It’s a damming conclusion, or accusation, depending on perspective, but Suhakam has said the two were taken by the Special Branch – the police’s intelligence unit.
Raymond Koh, accused of proselytising to Muslims, disappeared on Feb 13, 2017, in Selangor. Amri, who practises Syiah Islam, which is banned in Sunni-majority Malaysia, disappeared on Nov 24, 2016, in Perlis. The report said that the two men’s religious activities were the cause of their disappearance.
Again, the police have been unable to find them, and neither have they been able to learn more about the people responsible for their disappearance. In the case of Koh, it was literally a daylight kidnapping. Still, no clear clues have surfaced.
And of course, we also can’t locate Pathmanathan Krishnan @ Muhammad Riduan Abdullah, the Muslim convert and former husband of Hindu mother M. Indira Gandhi, or their daughter whom he abducted nine years ago. It’s now almost a decade’s agonising wait for the family.
The police have said that efforts to track down Muhammad Riduan have been ongoing since May 20, 2014, when a warrant was issued by the High Court in Ipoh.
Jho Low, who is on the run, most likely has family members including his father, mother and sister with him, but the same can’t be said for the wives of Koh and Amri, as there is no closure for them.
Of course, there is Indira, who last saw her ex-husband and youngest child Prasana Diksa, in 2010, when the girl was 11 months old.
We don’t have to agree with the politics or religious practices of either Koh or Amri, but surely our hearts bleed for what their wives are going through as they struggle with the hope of one day seeing their husbands return, or to accept the possibility that they have become widows.
With Indira, are we going to believe that her child was taken from her and that we can’t locate her ex-husband? Amazingly, he remains missing.
Every politician we know has waxed lyrical about the justice system, so, we’d like to see them walk the talk by exercising the authority bestowed upon them. Or are they, too, telling us that they have more urgent matters on their plate?
And then we come to another point: who needs another state election when we just had a general election barely a year ago?
It’s only right that if a Mentri Besar can’t work with the Sultan or Prime Minister, a replacement must be appointed. In this case, someone who could just get on with the business of the day – running the state.
Suddenly, everyone is a legal expert in the state and federal constitutions. And we know lawyers have differing views and different ways of interpreting the law.

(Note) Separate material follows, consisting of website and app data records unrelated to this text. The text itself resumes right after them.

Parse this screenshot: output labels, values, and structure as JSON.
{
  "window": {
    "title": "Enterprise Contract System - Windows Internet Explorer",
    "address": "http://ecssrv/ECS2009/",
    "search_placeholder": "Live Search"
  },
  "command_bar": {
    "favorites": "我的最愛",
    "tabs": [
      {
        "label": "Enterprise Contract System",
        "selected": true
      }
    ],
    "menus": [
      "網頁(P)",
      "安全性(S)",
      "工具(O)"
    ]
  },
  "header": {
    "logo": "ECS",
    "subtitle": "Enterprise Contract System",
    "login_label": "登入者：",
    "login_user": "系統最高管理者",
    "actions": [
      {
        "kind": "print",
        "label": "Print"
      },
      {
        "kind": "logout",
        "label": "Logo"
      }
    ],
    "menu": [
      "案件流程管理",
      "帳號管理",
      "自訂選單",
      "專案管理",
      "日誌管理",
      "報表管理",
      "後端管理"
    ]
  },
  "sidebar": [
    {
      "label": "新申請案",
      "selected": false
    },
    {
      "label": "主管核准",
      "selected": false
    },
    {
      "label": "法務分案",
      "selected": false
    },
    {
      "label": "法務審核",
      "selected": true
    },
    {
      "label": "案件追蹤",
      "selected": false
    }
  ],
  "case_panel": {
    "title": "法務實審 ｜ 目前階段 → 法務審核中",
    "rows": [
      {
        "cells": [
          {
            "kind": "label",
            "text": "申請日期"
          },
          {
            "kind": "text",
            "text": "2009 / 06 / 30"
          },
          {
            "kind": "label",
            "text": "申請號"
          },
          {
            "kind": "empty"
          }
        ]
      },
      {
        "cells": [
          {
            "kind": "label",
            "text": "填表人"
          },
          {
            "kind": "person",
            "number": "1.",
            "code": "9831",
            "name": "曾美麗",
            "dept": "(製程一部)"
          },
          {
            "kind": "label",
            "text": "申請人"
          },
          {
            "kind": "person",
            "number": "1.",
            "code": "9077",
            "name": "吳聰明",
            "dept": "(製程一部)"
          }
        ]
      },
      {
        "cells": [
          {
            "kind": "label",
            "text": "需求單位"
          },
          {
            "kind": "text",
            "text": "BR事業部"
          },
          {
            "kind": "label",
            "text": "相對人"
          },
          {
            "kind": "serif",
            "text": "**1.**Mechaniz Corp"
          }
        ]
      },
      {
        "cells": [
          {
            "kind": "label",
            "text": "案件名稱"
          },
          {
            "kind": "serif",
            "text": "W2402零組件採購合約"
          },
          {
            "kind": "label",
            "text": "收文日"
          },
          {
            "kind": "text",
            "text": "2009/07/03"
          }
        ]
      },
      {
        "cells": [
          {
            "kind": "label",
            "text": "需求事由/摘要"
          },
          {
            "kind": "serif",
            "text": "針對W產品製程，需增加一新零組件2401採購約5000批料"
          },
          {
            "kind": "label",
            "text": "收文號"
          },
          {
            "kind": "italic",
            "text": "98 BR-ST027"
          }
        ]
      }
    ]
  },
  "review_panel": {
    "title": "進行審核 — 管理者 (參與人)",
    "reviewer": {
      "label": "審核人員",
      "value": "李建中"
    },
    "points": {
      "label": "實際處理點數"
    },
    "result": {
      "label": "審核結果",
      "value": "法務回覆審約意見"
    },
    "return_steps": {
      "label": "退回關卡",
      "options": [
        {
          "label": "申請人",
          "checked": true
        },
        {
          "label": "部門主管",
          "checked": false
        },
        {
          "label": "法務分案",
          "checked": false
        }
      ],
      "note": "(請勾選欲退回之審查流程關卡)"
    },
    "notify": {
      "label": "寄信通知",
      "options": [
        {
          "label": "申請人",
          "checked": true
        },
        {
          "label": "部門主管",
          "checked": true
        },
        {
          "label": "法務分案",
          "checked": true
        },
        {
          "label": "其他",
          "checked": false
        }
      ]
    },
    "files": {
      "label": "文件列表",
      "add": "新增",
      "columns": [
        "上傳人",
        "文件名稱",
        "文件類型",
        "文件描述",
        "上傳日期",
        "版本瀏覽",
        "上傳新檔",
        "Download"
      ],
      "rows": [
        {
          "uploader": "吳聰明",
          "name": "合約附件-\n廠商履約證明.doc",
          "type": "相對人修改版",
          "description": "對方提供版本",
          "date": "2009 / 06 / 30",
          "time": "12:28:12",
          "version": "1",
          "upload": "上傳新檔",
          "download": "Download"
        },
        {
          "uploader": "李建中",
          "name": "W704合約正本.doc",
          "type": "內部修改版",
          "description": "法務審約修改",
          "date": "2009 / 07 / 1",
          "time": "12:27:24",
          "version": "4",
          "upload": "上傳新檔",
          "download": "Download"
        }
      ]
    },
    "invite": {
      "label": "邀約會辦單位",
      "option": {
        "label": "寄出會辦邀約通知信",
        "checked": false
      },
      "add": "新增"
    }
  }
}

That’s why they are in the legal business.
And we still have no idea why the former Johor MB decided to quit. He, too, went missing for awhile, and of course, could not be traced either.
So, while that episode was raging on, we had a national debate on whether the Sultan has absolute power under the state constitution to appoint an MB, or if the ruling party needs to seek the Sultan’s consent, or if the state constitution expressly provides that the Ruler “shall” appoint an MB “who in his judgement is likely to command the confidence of the majority of the state assembly”, or if the PH government has the right to their choice of MB.
However, the point is that politicians come and go, but Rulers remain. And the last thing the country, or state needs, is a constitutional crisis.
Malaysians don’t need this kind of issue brewing when the kitchen is on fire. The economy needs quick fixing, so we need the full attention, and expertise, of our national leaders.
We don’t want them to be sidetracked or the people to be distracted. They should simply carry on with the job they’ve been elected to do.
Malaysian public figures shouldn’t be spending time posting messages on social media, and neither should people be using their working hours to share these messages.
And now that Johor will get a new MB, we can get on with the work at hand.